_Task item:_
Return every line of the data below that includes the string "chrome".
━━━ Given data ━━━
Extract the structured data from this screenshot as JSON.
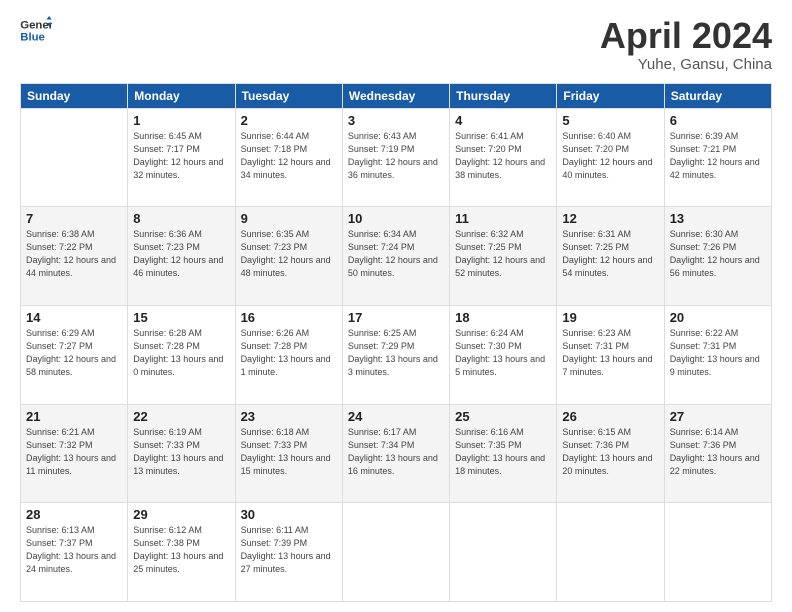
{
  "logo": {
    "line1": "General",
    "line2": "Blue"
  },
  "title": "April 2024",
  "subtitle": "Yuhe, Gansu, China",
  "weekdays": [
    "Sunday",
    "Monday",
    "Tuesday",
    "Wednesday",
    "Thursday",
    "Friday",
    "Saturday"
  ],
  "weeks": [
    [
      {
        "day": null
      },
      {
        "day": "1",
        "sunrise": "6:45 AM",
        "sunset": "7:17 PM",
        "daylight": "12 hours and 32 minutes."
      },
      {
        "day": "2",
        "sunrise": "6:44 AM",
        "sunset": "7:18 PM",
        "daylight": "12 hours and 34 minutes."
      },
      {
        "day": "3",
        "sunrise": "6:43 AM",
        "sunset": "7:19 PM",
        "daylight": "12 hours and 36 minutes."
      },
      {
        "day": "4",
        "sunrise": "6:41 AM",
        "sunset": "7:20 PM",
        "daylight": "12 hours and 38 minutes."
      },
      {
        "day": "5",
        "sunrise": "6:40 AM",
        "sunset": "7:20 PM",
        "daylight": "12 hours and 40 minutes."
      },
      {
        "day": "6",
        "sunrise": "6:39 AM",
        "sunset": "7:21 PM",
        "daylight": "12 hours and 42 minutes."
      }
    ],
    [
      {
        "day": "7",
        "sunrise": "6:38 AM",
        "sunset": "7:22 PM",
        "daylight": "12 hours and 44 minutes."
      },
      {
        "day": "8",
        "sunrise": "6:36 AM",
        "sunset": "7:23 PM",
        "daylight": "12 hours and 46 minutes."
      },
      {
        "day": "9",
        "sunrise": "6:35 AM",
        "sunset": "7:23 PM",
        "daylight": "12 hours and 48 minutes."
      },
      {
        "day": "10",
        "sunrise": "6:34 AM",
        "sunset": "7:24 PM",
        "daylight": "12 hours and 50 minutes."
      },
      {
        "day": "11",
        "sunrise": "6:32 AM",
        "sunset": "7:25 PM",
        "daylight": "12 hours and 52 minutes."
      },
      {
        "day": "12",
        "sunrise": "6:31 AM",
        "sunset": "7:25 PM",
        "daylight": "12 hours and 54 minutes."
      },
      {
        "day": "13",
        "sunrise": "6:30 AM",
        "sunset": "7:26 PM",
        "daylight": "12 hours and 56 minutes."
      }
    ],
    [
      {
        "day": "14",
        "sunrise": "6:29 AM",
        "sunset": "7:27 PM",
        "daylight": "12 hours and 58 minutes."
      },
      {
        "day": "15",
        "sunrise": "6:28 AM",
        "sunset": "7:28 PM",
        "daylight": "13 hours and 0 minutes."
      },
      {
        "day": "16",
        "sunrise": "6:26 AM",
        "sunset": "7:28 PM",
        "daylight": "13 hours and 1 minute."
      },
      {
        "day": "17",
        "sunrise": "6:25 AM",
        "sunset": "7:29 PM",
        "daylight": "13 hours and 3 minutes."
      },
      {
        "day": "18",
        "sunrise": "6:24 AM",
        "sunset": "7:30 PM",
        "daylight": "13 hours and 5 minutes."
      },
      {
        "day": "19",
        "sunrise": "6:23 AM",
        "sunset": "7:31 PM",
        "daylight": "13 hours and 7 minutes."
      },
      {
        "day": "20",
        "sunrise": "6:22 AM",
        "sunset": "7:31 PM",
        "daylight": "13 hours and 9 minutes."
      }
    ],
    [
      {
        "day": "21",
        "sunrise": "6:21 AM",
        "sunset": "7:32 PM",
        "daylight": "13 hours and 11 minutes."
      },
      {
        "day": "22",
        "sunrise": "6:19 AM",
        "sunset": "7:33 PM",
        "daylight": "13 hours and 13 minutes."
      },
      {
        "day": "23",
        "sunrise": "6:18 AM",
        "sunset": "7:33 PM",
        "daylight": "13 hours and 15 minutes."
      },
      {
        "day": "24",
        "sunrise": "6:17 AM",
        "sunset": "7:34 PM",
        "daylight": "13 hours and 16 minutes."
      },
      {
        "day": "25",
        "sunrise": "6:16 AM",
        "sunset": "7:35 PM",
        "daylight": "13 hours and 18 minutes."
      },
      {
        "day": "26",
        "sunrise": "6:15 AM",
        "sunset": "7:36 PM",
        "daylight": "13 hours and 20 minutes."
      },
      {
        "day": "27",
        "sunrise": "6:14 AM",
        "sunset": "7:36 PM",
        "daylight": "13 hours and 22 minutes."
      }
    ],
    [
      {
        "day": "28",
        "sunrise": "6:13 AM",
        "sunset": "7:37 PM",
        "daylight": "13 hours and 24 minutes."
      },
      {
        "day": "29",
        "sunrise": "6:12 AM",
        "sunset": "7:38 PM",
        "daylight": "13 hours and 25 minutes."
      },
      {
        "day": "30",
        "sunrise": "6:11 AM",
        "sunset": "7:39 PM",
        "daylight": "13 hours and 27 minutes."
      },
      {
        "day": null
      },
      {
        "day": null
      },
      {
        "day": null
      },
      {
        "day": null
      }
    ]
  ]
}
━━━
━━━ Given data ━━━
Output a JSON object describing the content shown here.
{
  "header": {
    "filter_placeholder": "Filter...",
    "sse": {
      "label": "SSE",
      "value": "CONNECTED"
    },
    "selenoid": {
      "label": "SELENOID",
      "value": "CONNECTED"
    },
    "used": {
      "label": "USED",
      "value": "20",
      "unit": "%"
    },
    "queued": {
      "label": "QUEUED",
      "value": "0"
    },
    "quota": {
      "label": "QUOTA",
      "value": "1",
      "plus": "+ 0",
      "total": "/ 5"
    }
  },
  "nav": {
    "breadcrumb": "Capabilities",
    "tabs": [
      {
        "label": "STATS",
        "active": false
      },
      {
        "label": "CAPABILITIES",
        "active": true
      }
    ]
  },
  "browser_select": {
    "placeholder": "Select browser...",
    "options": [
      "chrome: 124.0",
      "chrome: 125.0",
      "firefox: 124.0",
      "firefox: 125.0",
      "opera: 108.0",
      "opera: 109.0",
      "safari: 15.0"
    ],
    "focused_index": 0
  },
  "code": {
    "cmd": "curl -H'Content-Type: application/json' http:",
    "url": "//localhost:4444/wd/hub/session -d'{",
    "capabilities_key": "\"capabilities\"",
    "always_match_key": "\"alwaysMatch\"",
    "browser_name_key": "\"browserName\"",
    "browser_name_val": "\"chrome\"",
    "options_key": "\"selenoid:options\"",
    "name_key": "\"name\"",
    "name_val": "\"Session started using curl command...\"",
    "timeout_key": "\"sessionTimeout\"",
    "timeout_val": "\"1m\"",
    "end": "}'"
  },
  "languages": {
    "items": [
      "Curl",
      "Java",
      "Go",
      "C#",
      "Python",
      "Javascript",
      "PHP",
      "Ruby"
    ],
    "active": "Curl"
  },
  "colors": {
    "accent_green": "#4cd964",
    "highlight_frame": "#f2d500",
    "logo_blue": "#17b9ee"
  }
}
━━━
_Response to the task:_
      "chrome: 124.0",
      "chrome: 125.0",
    "browser_name_val": "\"chrome\"",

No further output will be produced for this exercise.